It is without a doubt that Mike Trout, the center fielder for the Los Angeles of Anaheim, is the best player currently playing in the Major Leagues. However, there is often a large debate as to whether or not Trout is/going to be the greatest player who has played in the MLB. Trout is often compared to a Mickey Mantle type of player in the sense of being a five tool player, meaning he can hit for average, hit for power, steal bases, play great defense and have an above average arm, but does that make him the greatest player of all time?
According to Richard Justice, a writer for MLB.com, Trout has not even reached his prime yet and still has plenty of time to reach his maximum potential. If this is to be true, sky’s the limit for this young phoneme. Trout has been able to hit for average throughout his time in the pros, averaging a phenomenal average of .306. His ability to constantly make solid contact with the ball is really reflected in his batting average. Trout has also hit a total of 124 home runs in his career, averaging 35 per season, which would equate to a top 15 finish in home runs in each of his five seasons. Trout is often viewed as being one of the fastest players in the Major Leagues averaging 31 stolen bases in each of his five season, so he fulfills the speed criteria. Trout has a career fielding percentage of .992, which is .008 from being errorless in his career, which is a clear achievement of the fielding tool. But just because Trout’s career numbers are this high right now does not exactly mean he’ll go down as the best.

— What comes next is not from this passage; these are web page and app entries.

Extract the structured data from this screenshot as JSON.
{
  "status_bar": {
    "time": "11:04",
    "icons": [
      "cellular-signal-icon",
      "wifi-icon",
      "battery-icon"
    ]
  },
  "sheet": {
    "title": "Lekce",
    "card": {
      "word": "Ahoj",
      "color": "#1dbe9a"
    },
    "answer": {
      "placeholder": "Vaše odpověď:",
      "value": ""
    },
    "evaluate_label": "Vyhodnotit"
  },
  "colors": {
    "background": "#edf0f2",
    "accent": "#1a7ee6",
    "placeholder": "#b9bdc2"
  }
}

However, in comparison to other player such as Babe Ruth, Trout has more runs scored, more hits, more home runs, and more stolen bases at the same 3 year mark as Ruth. Trout also has more career home runs as Willie Mays and Ernie Banks at the three year mark in his career, all of this according to an article on sportingnews.com
Trout, without a doubt, will go down as one of the greatest player to play the game of baseball, but given the statistics, Trout is on pace to go down as the greatest player to ever step on a baseball diamond in the history of the sport.